UPDATE JUNE 5, 4:40 P.M.:
RETRACTION: Bruner case sent to MCN Supreme Court
A previous story that appeared at www.mvskokemedia.com May 7 and published in the June 1 edition of the ‘Mvskoke News,’ titled ‘Bruner hearing delayed,’ stating that the case involving Bim “Stephen” Bruner was delayed due to the Royal v. Murphy case in the U.S. Supreme Court was incorrect.
Subsequent coverage of the case published by Mvskoke Media has been corrected. Mvskoke Media regrets this error.
Stay tuned for a more in depth run down of the situation and recourse for the error at: www.mvskokemedia.com.
According to MCN Supreme Court documents obtained by Mvskoke Media, the Bruner case has been sent to the MCN Supreme Court in order for the court to determine whether charges against Bruner are felonies or misdemeanors.
The following story has been updated to reflect accurate information.
Lawsuit filed against Bigler, Dellinger
TULSA, Oklahoma — A complaint has been filed in the U.S. District Court for the Northern District of Oklahoma against Muscogee (Creek) Nation Attorney General Kevin Dellinger and District Court Judge Gregory Bigler by Stephen ‘Bim’ Bruner’s spouse, Kalyn Free in relation to his ongoing case.
Bruner was arrested by MCN in August and charged for illegal gaming crimes in relation to the raid of Embers Grille located on his family’s allotment in Broken Arrow.
Free has been included in the case against her husband.
The motion filed April 4 by Free requests injunctive relief against Dellinger and Bigler in their official capacity, ‘from exercising jurisdiction over plaintiff that they plainly lack.’
Free claims in the case document that Dellinger and Bigler lack the right to prosecute and try her in MCN court because she is not a Muscogee (Creek) citizen.
Free is a citizen of the Choctaw Nation.
Both defendants in the case responded with a motion to dismiss the complaint.
Dellinger filed a motion April 20 to dismiss the complaint for failure to exhaust tribal remedies.
Bigler submitted a motion May 10 stating Free’s claims are barred by sovereign immunity.
The motion concluded, ‘Plantiff has failed to meet her burden to make a substantial showing that tribal jurisdiction is “plainly lacking,”’ and stated Free should be required to exhaust tribal remedies.
Free filed a request May 11 to grant preliminary injunction against Dellinger for failing to respond to the complaint against him.
No further actions in the case have been filed as of press time on May 16.

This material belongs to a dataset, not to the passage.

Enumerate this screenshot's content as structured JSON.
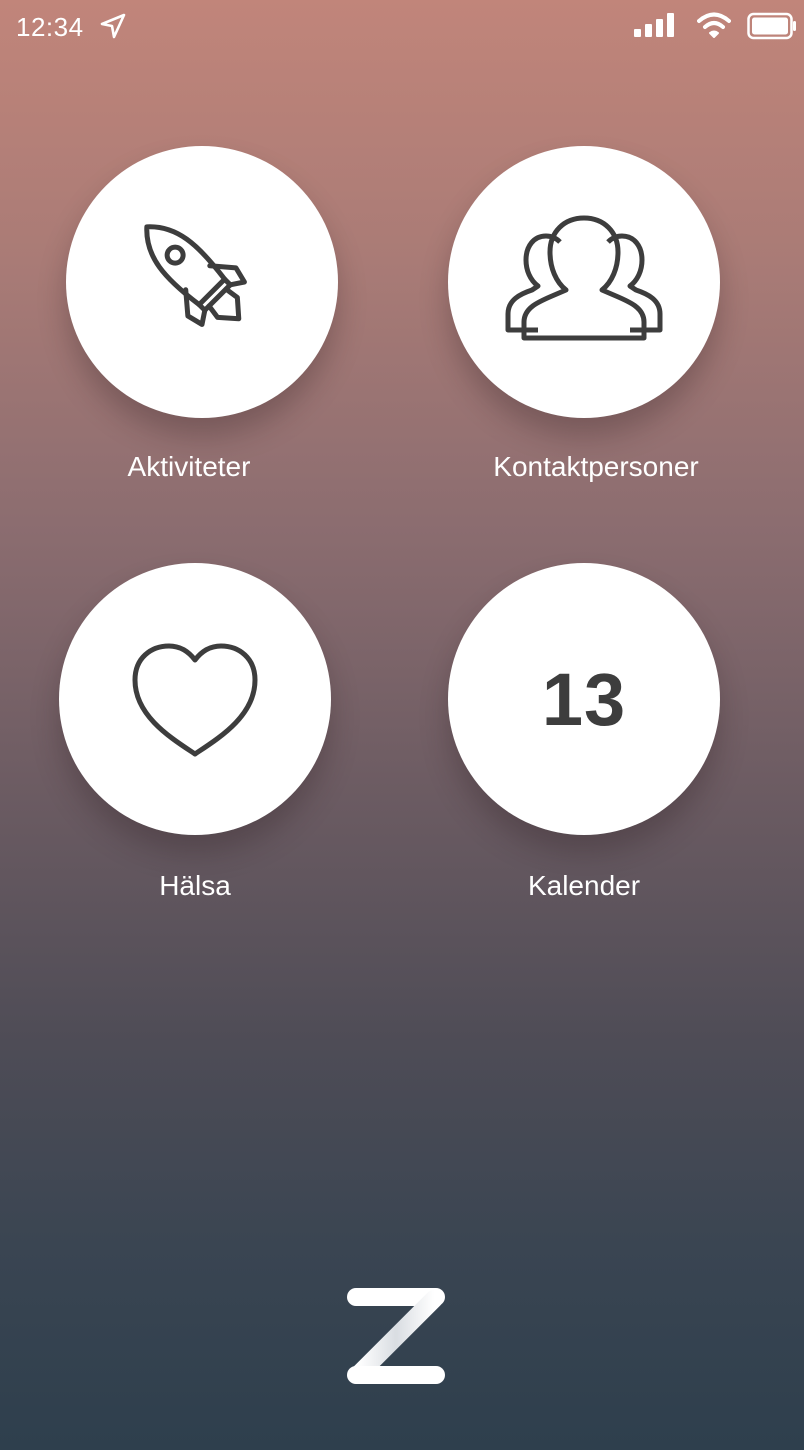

According to court documents obtained by Mvskoke Media, the Bruner case is currently in the MCN Supreme Court in order for the court to determine whether charges against Bruner are felonies or misdemeanors.